The film Christmas with the Chosen: The Messengers, which had a limited release on the first weekend of the month, pulled in 8.45 million viewers and finished in fifth at the box office, despite the Hollywood publicity machine. It was originally only going to be accessible for three days, but it’s now been extended till Christmas, and it’s also being streamed.
The Chosen is a retelling of the Gospels that focuses on the backstories of many of the major characters. For those unfamiliar with the work, the short film is an offshoot of one of the most successful crowdfunded streaming projects in history, The Chosen, a retelling of the Gospels that focuses on the backstories of many of the major characters. With two seasons currently accessible online and a third slated to begin production soon, the $10 million to $18 million cost per season has been covered via crowdsourcing.
The success of the online series and the Christmas feature proves that there is still a demand for entertainment that honour traditional faith rather than dismiss it. Many films in this type, on the other hand, provide little more than formulaic, polemical plotlines.

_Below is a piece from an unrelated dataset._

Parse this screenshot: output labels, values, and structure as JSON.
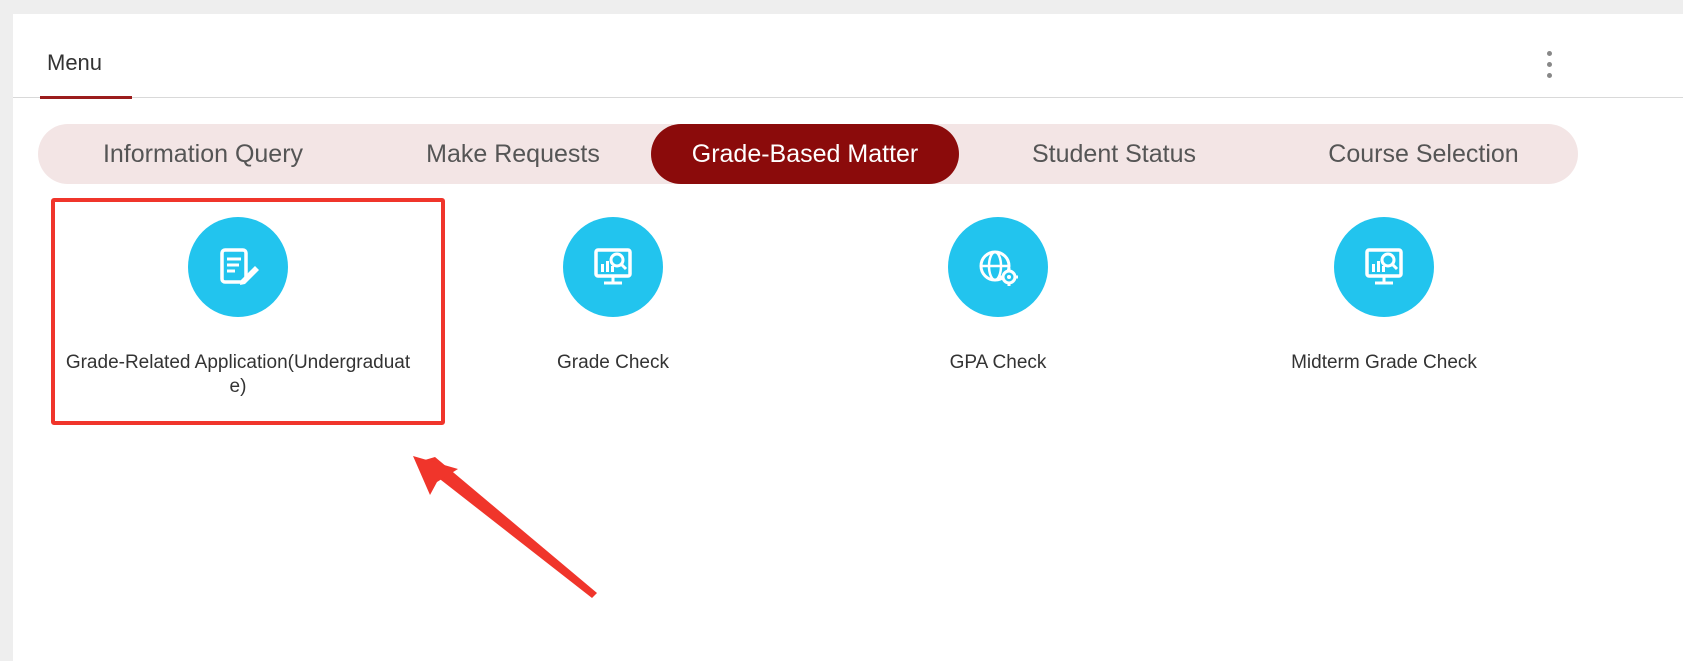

The first God’s Not Dead, which came out in 2015, set the tone with predictable characters and a plot. The core confrontation is between an arrogant atheist lecturer who is pressuring pupils to sign a declaration declaring that God is dead and a defiant Christian student. The most recent volume (God’s Not Dead: We the People) is much more confrontational, as it moves in the direction of placing faith in the service of active political campaigning, following a trend in modern evangelicalism.
The Chosen is unique. The series and the film, which are both accompanied by Bible study materials and were created by Dallas Jenkins, whose father wrote the Left Behind book series, may appear to be more of the same. According to The Wall Street Journal, Jenkins rejects the concept that this is a “stick-it-to-Hollywood” situation. Jenkins, who was inspired to become a filmmaker after seeing Jack Nicholson’s One Flew Over the Cuckoo’s Nest and compares The Chosen to rich character-driven dramas like Friday Night Lights, mixes the best of Hollywood with the greatest traditional storytelling approaches in The Chosen.
The series and spinoff film ask what it would have been like to meet Jesus in the course of everyday life, to live, dine, travel, laugh, and cry with him. What would it have been like to begin to wonder about this otherwise seemingly ordinary human being’s remarkable powers for understanding, healing, and forgiveness? As a result, a gripping human story with tremendous spiritual meaning emerges.
The Chosen series is one of a kind, with over 312 million views on its episodes. In ways that Hollywood finds difficult, it is sensitive to faith. It is, however, unlike other faith-based films in that it is open to the finest of Hollywood and avoids cultural conflicts and political diatribes.